Graduated taxes are supported by those who believe that people with higher incomes should pay a larger proportion in taxes than those with smaller incomes. Proponents claim that a graduated tax is fair because those with larger incomes have a larger amount of discretionary spending than poorer individuals. For example, if it takes $20,000 to have a basic standard of living, a person who makes $21,000 only has $1,000 for discretionary spending while a person who makes $50,000 has $30,000 of discretionary spending.
Arguments Against Graduated Taxes
Those who are argue against graduated taxes claim that it unfairly penalizes those who earn more. Opponents claim that it decreases productivity because as a person s income rise, the percentage of their income that they get to take home decreases because the marginal tax rate increases.
History of the Graduated Income Tax in the U.S.

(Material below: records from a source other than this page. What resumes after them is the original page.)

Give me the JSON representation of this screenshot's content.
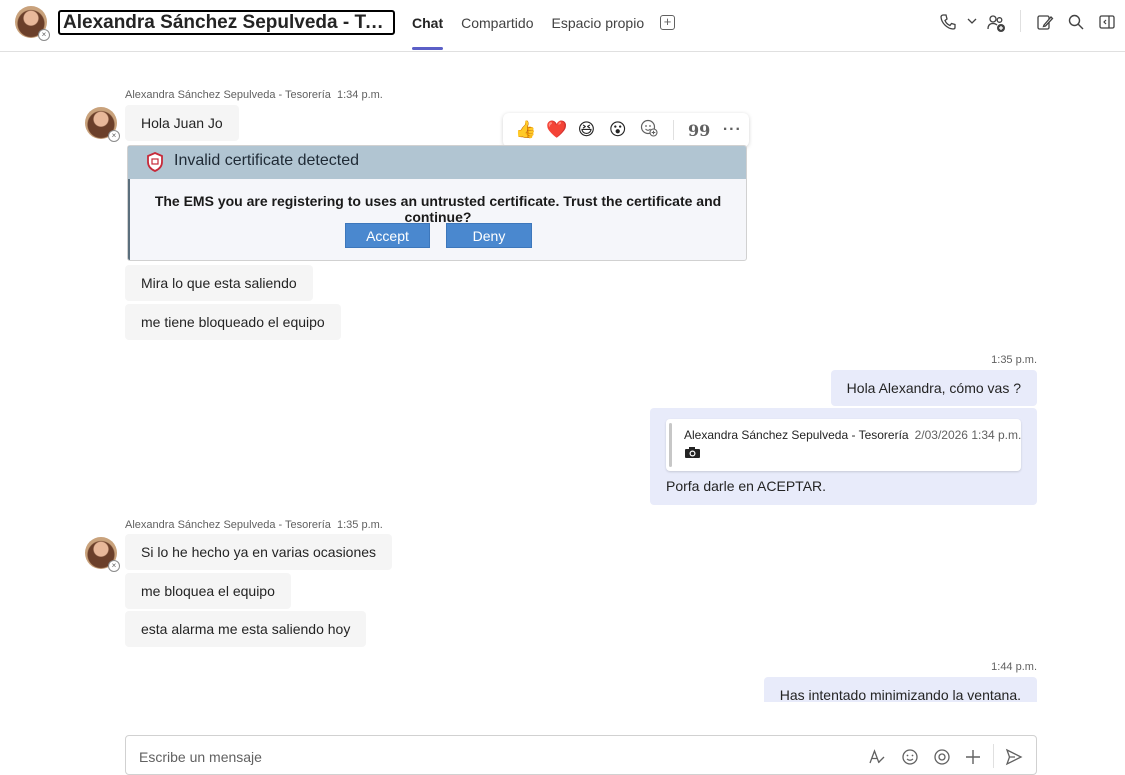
{
  "header": {
    "contact_name": "Alexandra Sánchez Sepulveda - Tesor…",
    "tabs": [
      {
        "label": "Chat",
        "active": true
      },
      {
        "label": "Compartido",
        "active": false
      },
      {
        "label": "Espacio propio",
        "active": false
      }
    ],
    "icons": [
      "add-tab-icon",
      "phone-icon",
      "chevron-down-icon",
      "add-people-icon",
      "pop-out-icon",
      "search-icon",
      "side-panel-icon"
    ]
  },
  "messages": {
    "group1": {
      "author": "Alexandra Sánchez Sepulveda - Tesorería",
      "time": "1:34 p.m.",
      "m1": "Hola Juan Jo",
      "m2": "Mira lo que esta saliendo",
      "m3": "me tiene bloqueado el equipo"
    },
    "image": {
      "title": "Invalid certificate detected",
      "body": "The EMS you are registering to uses an untrusted certificate. Trust the certificate and continue?",
      "accept": "Accept",
      "deny": "Deny"
    },
    "reactions": {
      "emojis": [
        "👍",
        "❤️",
        "😆",
        "😮",
        "add-reaction-icon"
      ],
      "quote_icon": "99",
      "more_icon": "···"
    },
    "mine1": {
      "time": "1:35 p.m.",
      "text": "Hola Alexandra, cómo vas ?"
    },
    "mine2": {
      "quote_author": "Alexandra Sánchez Sepulveda - Tesorería",
      "quote_time": "2/03/2026 1:34 p.m.",
      "text": "Porfa darle en ACEPTAR."
    },
    "group2": {
      "author": "Alexandra Sánchez Sepulveda - Tesorería",
      "time": "1:35 p.m.",
      "m1": "Si lo he hecho ya en varias ocasiones",
      "m2": "me bloquea el equipo",
      "m3": "esta alarma me esta saliendo hoy"
    },
    "mine3": {
      "time": "1:44 p.m.",
      "text": "Has intentado minimizando la ventana."
    }
  },
  "compose": {
    "placeholder": "Escribe un mensaje"
  }
}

The graduated income tax in the United States started small. In 1913, the income tax was levied on couples who earned more than $4,000, the equivalent of more than $80,000 today, and the rate was only 7 percent. The maximum tax rate peaked at 100 percent very briefly when President Franklin Roosevelt issued an executive order that all income over $25,000 be taxed at a rate of 100 percent. This was quickly overturned by Congress but the tax rate did reach 94 percent at the end of World War II.
Current Graduated Income Tax in the United States
Though rates have decreased significantly since World War II, the United States still uses a graduated income tax. The 2012 federal income tax is broken up into six brackets: 10 percent, 15 percent, 25 percent, 28 percent, 33 percent and 35 percent. The top tax bracket of 35 percent applies to individuals and married couples who make more than $388,350.